If you are involved in security awareness sooner or later you will have to present.  It can be anything from teaching fellow employees about security awareness, to briefing management on the impact of your awareness program.  The problem is many of us in security are not good communicators.  There is nothing more dissapointing than attending a security conference to hear your favorite security researcher present on their latest finding or newest tool, only to fall asleep five minutes into the talk because they are terrible communicators.  Over the past fifteen years I've done alot of presenting and teaching, and in that time I've made a tremendous number of mistakes.  My personal top ten take aways for successful presenting are listed below.  If you have any suggestions or lessons learned, feel free to share in comments or email me at lspitzner@sans.org.  
  1. Introduce Yourself
  2. Start At The Beginning
  3. Talk Slowly
  4. Key Points on Screen
  5. Eliminating Physical Barriers
  6. Use Images or Minimal Text
  7. Eye Contact
  8. War Stories
  9. Repeat The Question
  10. Ask Them Questions
  11. Presenting Tips For Webinars
  12. Presenting Tips For Simulcasts

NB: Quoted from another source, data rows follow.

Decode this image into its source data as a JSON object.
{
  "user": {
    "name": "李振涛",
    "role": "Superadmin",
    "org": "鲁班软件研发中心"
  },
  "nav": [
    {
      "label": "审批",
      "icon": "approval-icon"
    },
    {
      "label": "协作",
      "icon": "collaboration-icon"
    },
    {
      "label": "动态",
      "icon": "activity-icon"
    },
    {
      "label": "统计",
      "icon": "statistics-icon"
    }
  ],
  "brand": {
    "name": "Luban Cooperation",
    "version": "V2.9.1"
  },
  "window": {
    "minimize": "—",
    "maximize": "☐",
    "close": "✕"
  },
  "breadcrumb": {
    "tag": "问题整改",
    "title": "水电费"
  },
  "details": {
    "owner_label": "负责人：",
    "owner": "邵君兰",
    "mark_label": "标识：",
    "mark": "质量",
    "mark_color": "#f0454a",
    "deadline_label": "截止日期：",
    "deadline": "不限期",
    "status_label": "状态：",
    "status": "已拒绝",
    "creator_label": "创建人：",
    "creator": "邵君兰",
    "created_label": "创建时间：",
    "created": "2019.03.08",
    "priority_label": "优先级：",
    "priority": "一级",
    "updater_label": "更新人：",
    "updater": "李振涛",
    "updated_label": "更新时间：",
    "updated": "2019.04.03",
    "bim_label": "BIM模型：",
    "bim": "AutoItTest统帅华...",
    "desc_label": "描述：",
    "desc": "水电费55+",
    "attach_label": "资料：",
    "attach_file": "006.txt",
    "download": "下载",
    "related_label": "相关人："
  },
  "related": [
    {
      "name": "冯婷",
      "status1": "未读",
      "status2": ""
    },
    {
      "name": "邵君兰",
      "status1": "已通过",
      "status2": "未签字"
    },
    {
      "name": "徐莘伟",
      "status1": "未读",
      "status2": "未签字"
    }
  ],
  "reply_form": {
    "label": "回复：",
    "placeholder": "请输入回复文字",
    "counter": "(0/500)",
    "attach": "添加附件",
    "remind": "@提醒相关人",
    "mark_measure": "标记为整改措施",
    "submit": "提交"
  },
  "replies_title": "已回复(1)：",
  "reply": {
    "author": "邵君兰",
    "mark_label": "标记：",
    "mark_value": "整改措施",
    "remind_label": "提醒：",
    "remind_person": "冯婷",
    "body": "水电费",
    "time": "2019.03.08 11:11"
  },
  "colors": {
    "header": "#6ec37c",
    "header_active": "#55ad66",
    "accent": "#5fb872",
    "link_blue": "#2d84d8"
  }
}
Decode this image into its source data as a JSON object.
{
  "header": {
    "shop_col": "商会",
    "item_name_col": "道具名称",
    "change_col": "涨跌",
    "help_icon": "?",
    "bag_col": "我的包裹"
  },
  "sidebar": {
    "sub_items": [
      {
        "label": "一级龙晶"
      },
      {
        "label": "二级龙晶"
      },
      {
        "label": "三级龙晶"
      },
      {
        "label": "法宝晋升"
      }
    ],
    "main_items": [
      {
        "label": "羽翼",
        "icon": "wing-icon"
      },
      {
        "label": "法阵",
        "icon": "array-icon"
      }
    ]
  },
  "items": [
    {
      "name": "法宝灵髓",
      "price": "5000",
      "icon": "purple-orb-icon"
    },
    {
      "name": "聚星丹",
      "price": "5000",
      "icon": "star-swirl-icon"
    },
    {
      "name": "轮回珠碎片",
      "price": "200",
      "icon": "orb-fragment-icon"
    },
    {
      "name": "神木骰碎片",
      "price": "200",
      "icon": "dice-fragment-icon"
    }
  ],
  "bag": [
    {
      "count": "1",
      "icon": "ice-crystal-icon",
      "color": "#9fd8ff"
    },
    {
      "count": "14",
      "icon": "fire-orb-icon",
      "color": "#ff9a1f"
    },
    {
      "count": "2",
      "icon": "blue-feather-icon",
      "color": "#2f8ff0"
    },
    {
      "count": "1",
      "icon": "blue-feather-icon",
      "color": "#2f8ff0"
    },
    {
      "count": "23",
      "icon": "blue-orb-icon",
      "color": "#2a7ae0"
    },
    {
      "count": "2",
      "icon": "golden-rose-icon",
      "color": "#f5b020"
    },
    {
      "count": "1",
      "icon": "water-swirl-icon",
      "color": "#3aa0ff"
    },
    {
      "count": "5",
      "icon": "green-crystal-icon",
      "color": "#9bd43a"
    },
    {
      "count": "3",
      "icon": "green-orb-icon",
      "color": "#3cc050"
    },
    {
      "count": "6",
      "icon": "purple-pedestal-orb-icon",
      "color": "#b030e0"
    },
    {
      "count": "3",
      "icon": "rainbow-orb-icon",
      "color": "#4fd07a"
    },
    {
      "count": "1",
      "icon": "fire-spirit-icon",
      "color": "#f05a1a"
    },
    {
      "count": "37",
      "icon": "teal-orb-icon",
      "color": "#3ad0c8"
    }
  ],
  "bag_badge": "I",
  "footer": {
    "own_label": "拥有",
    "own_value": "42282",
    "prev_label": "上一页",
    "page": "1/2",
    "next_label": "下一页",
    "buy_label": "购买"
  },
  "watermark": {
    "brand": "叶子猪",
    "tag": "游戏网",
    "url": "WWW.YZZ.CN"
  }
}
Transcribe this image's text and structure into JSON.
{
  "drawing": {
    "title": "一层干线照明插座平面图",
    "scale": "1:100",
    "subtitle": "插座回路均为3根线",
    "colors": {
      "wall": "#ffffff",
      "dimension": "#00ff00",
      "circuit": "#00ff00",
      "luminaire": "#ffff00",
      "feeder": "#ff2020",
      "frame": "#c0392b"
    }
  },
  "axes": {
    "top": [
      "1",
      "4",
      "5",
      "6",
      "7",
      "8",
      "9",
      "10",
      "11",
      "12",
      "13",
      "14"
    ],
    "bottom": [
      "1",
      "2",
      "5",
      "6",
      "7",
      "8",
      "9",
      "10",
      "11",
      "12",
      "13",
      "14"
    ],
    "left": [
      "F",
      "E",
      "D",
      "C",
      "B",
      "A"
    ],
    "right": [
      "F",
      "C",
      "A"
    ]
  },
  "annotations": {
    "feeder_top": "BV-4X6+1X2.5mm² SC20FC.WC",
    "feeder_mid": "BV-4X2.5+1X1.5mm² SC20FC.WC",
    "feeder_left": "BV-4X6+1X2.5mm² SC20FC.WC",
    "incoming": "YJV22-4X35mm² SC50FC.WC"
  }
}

#1 Introduce Yourself Whenever you start a presentation, first introduce yourself.  Far too often folks jump right into their presentation with no introduction or background. Who are you, where do you come from, why should I listent to you?  Introducing yourself makes you human, it can help establish a bond with the audience.  They want to know you, they actually want to see you succeed.  The second is your experience can help establish your credibility.  It helps answer the question why people should listen to you.  Finally, if this is part of an internal awareness program it helps promote your security team.  "Hi, my name is Lance Spitzner, I'm the security awareness officer for our security team".  Many employees may not realize there is a security awareness officer, some may not even know your organization has a security team.  By introducing yourself you help make them aware of these resources, and put a human face to it.  When I used to first present I made this mistake all the time.  You know you messed up when after your talk people have to ask who you are, what you do or what organization you come from.